■ **Given information**:
________________________________________
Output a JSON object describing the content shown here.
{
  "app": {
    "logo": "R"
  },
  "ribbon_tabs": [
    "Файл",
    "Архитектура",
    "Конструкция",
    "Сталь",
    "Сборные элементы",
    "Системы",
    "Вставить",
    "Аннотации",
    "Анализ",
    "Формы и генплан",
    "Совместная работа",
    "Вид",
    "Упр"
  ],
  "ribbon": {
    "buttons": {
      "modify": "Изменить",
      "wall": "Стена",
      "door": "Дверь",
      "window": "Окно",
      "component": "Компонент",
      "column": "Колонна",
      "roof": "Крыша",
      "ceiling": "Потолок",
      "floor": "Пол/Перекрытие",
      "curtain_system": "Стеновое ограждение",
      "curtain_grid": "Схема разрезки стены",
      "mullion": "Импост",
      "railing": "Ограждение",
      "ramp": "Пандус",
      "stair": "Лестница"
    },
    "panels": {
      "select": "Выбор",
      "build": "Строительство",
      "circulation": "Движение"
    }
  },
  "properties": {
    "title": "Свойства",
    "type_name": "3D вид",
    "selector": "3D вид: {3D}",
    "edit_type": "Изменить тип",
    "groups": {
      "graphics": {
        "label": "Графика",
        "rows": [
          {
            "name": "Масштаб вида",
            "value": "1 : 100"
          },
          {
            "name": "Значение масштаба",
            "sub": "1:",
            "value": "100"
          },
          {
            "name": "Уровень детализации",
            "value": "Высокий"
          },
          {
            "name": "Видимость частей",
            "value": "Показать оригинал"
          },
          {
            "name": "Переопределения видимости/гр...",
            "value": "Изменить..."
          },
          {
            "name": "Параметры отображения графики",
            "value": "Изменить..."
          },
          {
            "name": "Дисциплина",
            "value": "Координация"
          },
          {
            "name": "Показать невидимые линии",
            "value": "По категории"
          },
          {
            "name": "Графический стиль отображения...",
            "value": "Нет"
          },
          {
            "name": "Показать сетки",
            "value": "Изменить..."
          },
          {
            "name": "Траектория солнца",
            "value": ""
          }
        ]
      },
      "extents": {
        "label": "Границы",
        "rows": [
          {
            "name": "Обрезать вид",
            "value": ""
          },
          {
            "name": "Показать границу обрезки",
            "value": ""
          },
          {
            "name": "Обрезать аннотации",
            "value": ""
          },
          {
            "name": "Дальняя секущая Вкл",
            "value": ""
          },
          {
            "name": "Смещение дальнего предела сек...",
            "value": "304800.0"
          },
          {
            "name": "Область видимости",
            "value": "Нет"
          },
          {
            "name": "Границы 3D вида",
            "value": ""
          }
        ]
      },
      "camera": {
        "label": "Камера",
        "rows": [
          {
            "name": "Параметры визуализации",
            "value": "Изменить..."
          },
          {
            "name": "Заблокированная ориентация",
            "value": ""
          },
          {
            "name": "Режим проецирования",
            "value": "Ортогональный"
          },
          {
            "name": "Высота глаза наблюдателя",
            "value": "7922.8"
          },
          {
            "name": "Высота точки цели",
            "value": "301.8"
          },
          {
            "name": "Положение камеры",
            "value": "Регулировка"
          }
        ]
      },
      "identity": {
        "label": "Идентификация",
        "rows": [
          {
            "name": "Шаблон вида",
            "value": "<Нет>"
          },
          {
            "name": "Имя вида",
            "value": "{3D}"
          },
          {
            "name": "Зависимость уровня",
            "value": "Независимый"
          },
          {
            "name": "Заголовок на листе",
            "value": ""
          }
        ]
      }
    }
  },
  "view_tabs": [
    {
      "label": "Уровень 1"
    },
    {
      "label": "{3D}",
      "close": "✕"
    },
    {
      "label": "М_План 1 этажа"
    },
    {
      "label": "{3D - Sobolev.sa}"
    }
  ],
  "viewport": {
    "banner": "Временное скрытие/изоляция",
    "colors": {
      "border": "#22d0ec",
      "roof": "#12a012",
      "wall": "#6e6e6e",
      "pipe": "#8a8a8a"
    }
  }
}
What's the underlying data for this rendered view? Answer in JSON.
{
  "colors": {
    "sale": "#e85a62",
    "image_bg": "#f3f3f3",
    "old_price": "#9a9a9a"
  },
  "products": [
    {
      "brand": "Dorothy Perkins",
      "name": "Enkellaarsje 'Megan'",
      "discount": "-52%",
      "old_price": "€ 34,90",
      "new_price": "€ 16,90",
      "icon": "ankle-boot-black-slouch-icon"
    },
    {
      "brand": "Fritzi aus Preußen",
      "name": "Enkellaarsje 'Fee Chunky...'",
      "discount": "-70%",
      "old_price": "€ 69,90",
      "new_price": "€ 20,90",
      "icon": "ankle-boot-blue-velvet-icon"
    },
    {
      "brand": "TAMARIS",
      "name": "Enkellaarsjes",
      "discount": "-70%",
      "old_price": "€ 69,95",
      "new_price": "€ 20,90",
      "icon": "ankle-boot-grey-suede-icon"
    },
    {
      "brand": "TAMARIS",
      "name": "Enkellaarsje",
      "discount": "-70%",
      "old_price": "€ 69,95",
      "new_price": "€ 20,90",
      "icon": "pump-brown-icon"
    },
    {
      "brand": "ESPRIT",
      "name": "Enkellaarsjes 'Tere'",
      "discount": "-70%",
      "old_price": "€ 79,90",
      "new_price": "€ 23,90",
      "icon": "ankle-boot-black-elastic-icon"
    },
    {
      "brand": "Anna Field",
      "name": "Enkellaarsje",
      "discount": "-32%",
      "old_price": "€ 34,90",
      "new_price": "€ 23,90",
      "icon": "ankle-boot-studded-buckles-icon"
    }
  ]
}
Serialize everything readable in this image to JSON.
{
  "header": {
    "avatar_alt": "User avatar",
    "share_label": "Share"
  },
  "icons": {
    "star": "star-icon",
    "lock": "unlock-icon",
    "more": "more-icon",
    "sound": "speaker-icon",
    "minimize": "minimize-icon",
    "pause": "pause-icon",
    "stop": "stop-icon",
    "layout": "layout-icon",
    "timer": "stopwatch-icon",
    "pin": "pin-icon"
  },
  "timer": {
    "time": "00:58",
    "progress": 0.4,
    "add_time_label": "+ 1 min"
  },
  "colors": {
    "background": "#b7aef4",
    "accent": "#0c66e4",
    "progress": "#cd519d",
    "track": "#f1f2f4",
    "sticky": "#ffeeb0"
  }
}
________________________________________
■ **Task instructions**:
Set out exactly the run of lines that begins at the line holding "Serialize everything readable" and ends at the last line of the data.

■ **Answer for this exercise**:
Serialize everything readable in this image to JSON.
{
  "header": {
    "avatar_alt": "User avatar",
    "share_label": "Share"
  },
  "icons": {
    "star": "star-icon",
    "lock": "unlock-icon",
    "more": "more-icon",
    "sound": "speaker-icon",
    "minimize": "minimize-icon",
    "pause": "pause-icon",
    "stop": "stop-icon",
    "layout": "layout-icon",
    "timer": "stopwatch-icon",
    "pin": "pin-icon"
  },
  "timer": {
    "time": "00:58",
    "progress": 0.4,
    "add_time_label": "+ 1 min"
  },
  "colors": {
    "background": "#b7aef4",
    "accent": "#0c66e4",
    "progress": "#cd519d",
    "track": "#f1f2f4",
    "sticky": "#ffeeb0"
  }
}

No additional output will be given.